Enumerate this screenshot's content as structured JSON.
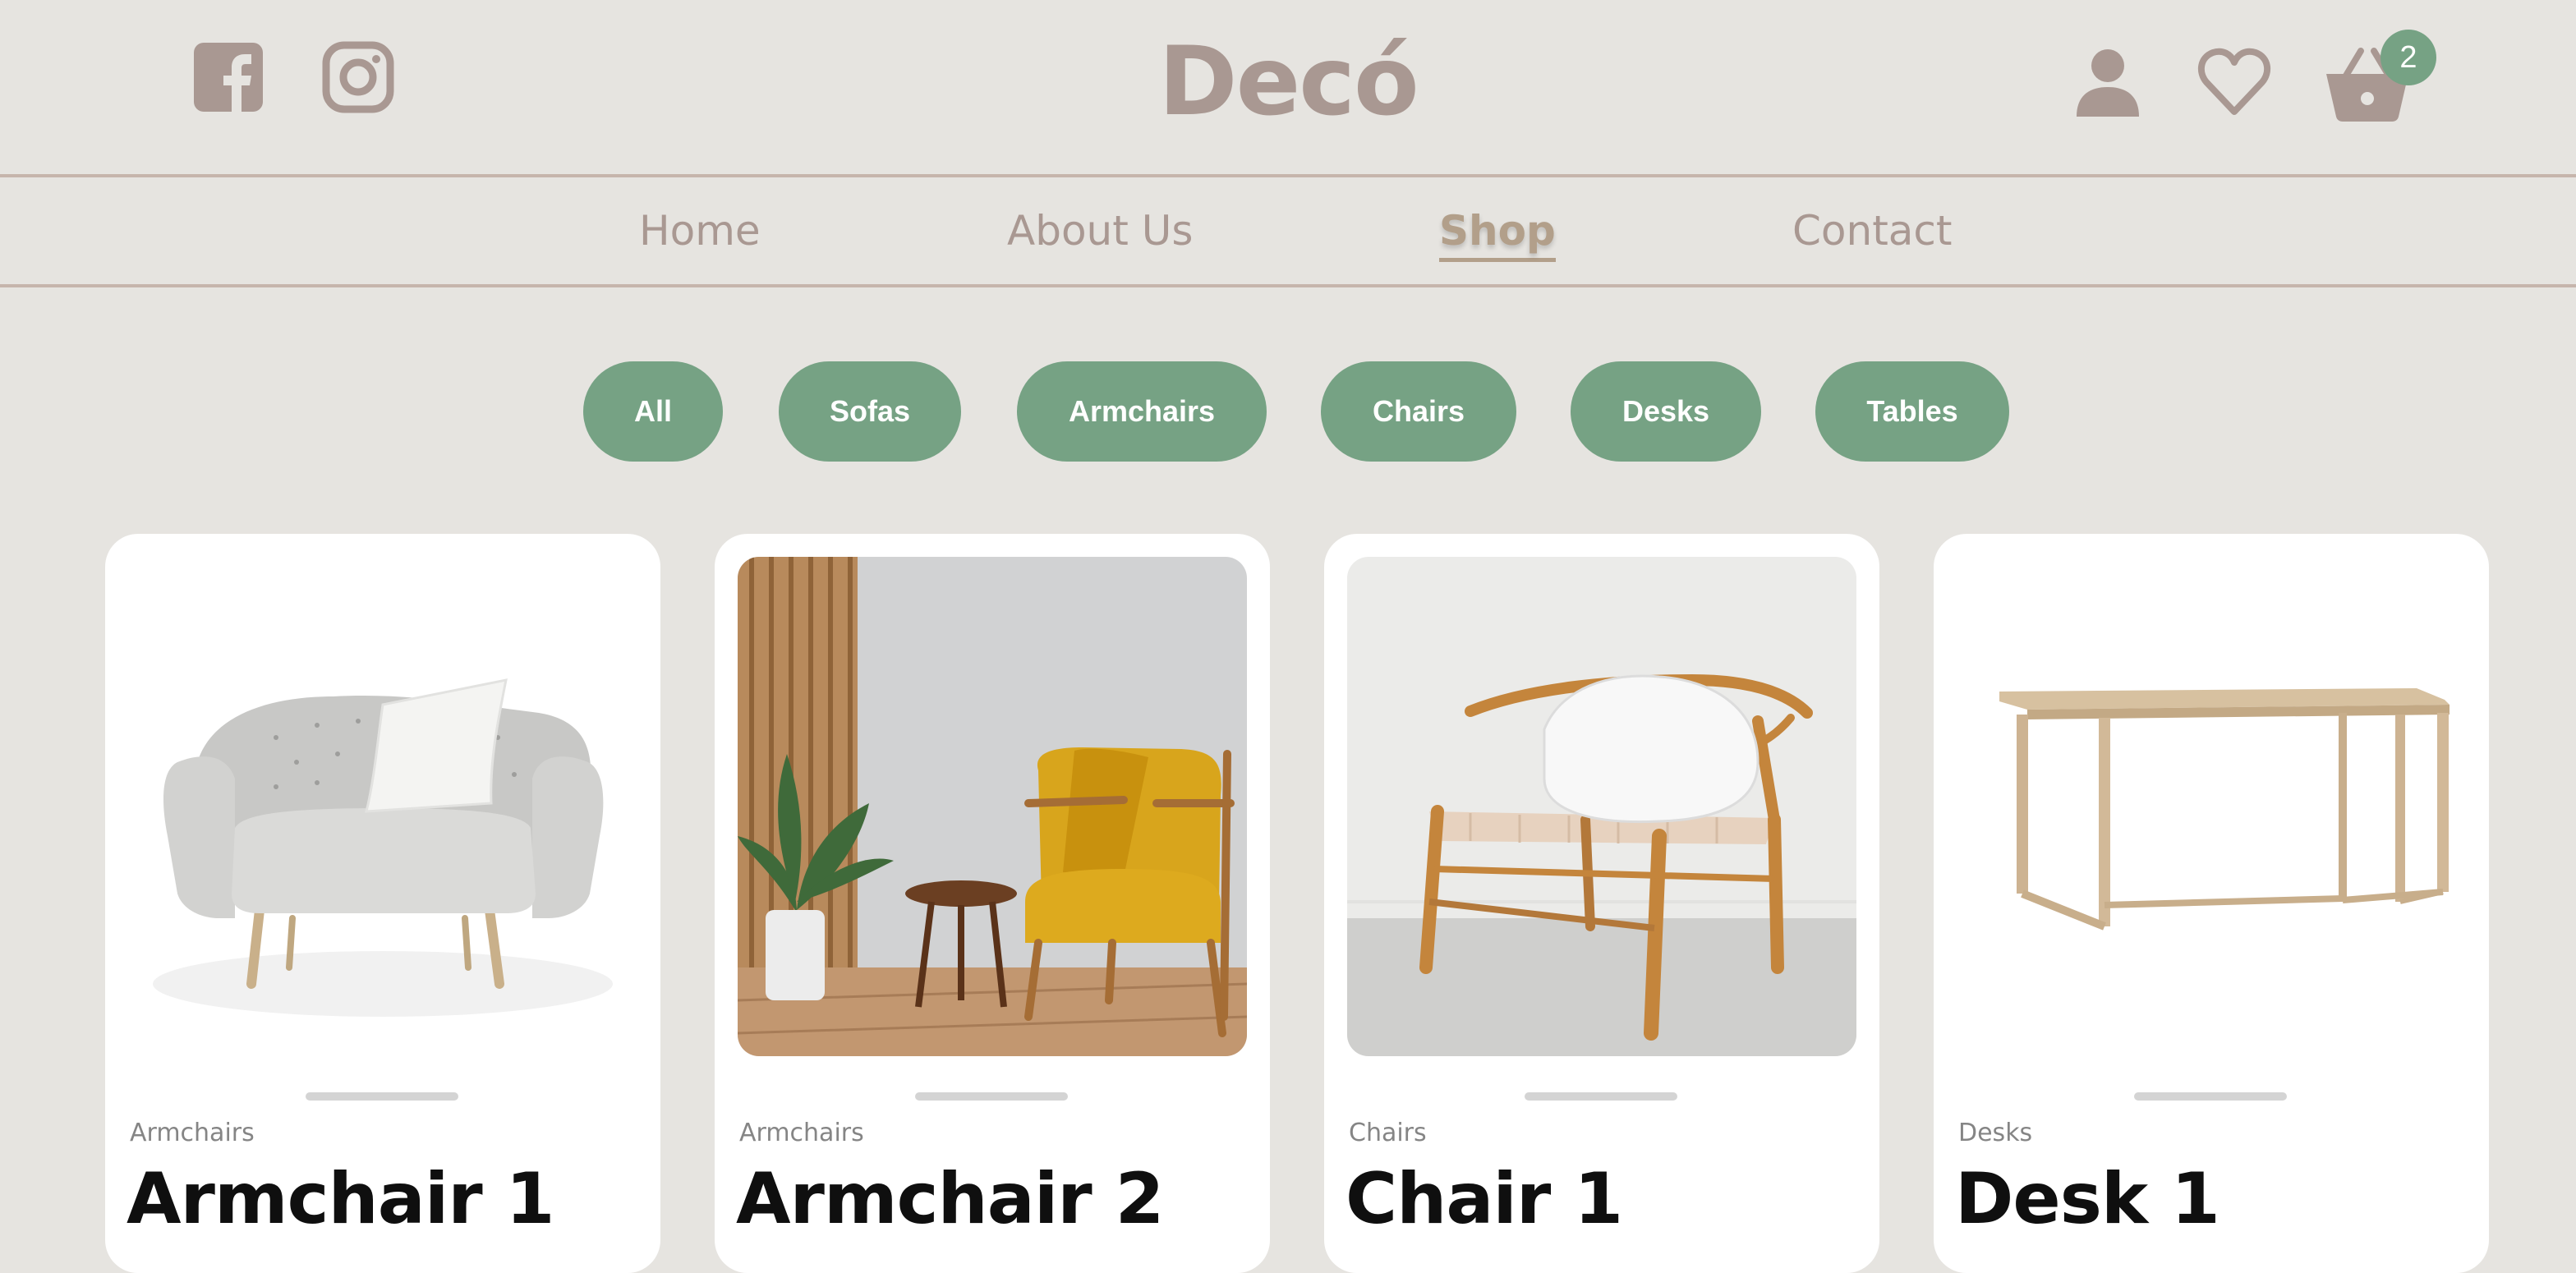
{
  "brand": {
    "logo_text": "Decó",
    "accent": "#76a284",
    "muted": "#a99892",
    "background": "#e6e4e0"
  },
  "header": {
    "social": [
      "facebook-icon",
      "instagram-icon"
    ],
    "actions": [
      "user-icon",
      "heart-icon",
      "basket-icon"
    ],
    "cart_count": "2"
  },
  "nav": {
    "items": [
      {
        "label": "Home"
      },
      {
        "label": "About Us"
      },
      {
        "label": "Shop"
      },
      {
        "label": "Contact"
      }
    ],
    "active": "Shop"
  },
  "filters": {
    "items": [
      {
        "label": "All"
      },
      {
        "label": "Sofas"
      },
      {
        "label": "Armchairs"
      },
      {
        "label": "Chairs"
      },
      {
        "label": "Desks"
      },
      {
        "label": "Tables"
      }
    ]
  },
  "products": [
    {
      "category": "Armchairs",
      "name": "Armchair 1"
    },
    {
      "category": "Armchairs",
      "name": "Armchair 2"
    },
    {
      "category": "Chairs",
      "name": "Chair 1"
    },
    {
      "category": "Desks",
      "name": "Desk 1"
    }
  ]
}
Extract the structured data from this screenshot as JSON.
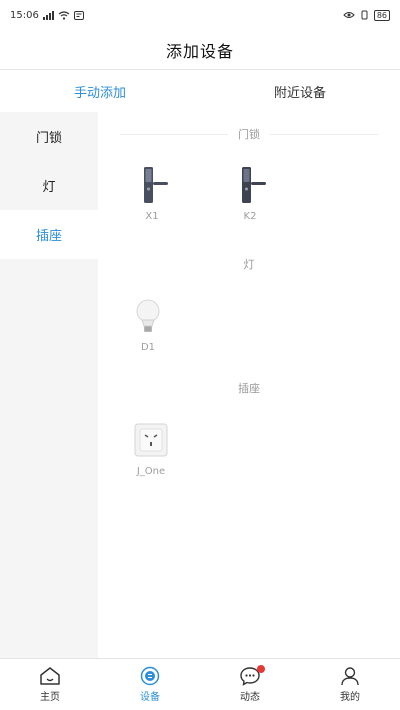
{
  "status_bar": {
    "time": "15:06",
    "battery": "86"
  },
  "header": {
    "title": "添加设备"
  },
  "tabs": [
    {
      "label": "手动添加",
      "active": true
    },
    {
      "label": "附近设备",
      "active": false
    }
  ],
  "sidebar": {
    "items": [
      {
        "label": "门锁",
        "active": false
      },
      {
        "label": "灯",
        "active": false
      },
      {
        "label": "插座",
        "active": true
      }
    ]
  },
  "sections": [
    {
      "title": "门锁",
      "devices": [
        {
          "name": "X1",
          "icon": "door-lock-icon"
        },
        {
          "name": "K2",
          "icon": "door-lock-icon"
        }
      ]
    },
    {
      "title": "灯",
      "devices": [
        {
          "name": "D1",
          "icon": "light-bulb-icon"
        }
      ]
    },
    {
      "title": "插座",
      "devices": [
        {
          "name": "J_One",
          "icon": "socket-icon"
        }
      ]
    }
  ],
  "bottom_nav": {
    "items": [
      {
        "label": "主页",
        "icon": "home-icon",
        "active": false
      },
      {
        "label": "设备",
        "icon": "device-icon",
        "active": true
      },
      {
        "label": "动态",
        "icon": "message-icon",
        "active": false,
        "badge": true
      },
      {
        "label": "我的",
        "icon": "user-icon",
        "active": false
      }
    ]
  },
  "colors": {
    "accent": "#2e8fd6",
    "badge": "#e53935",
    "sidebar_bg": "#f5f5f5"
  }
}
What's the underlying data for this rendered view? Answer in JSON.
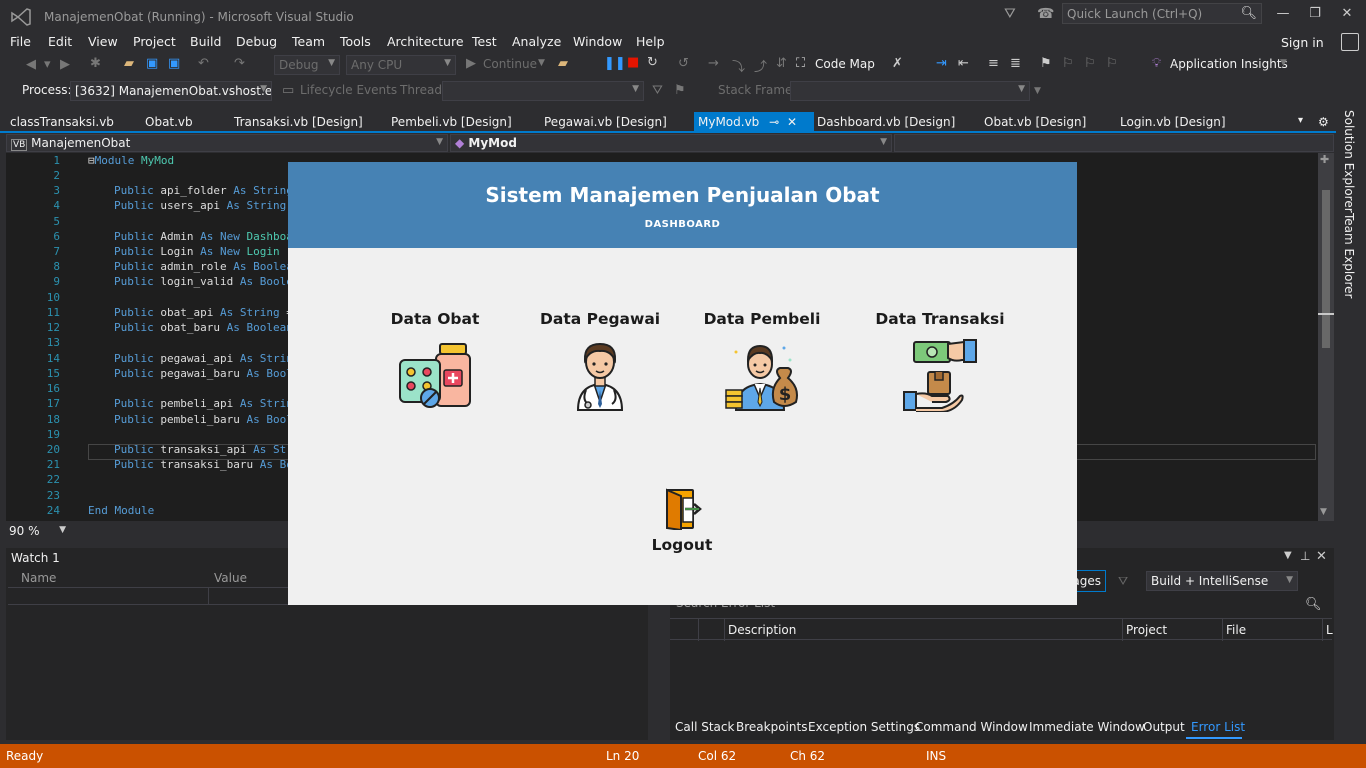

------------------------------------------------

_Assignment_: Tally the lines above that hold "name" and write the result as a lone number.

_Output for this exercise_: 8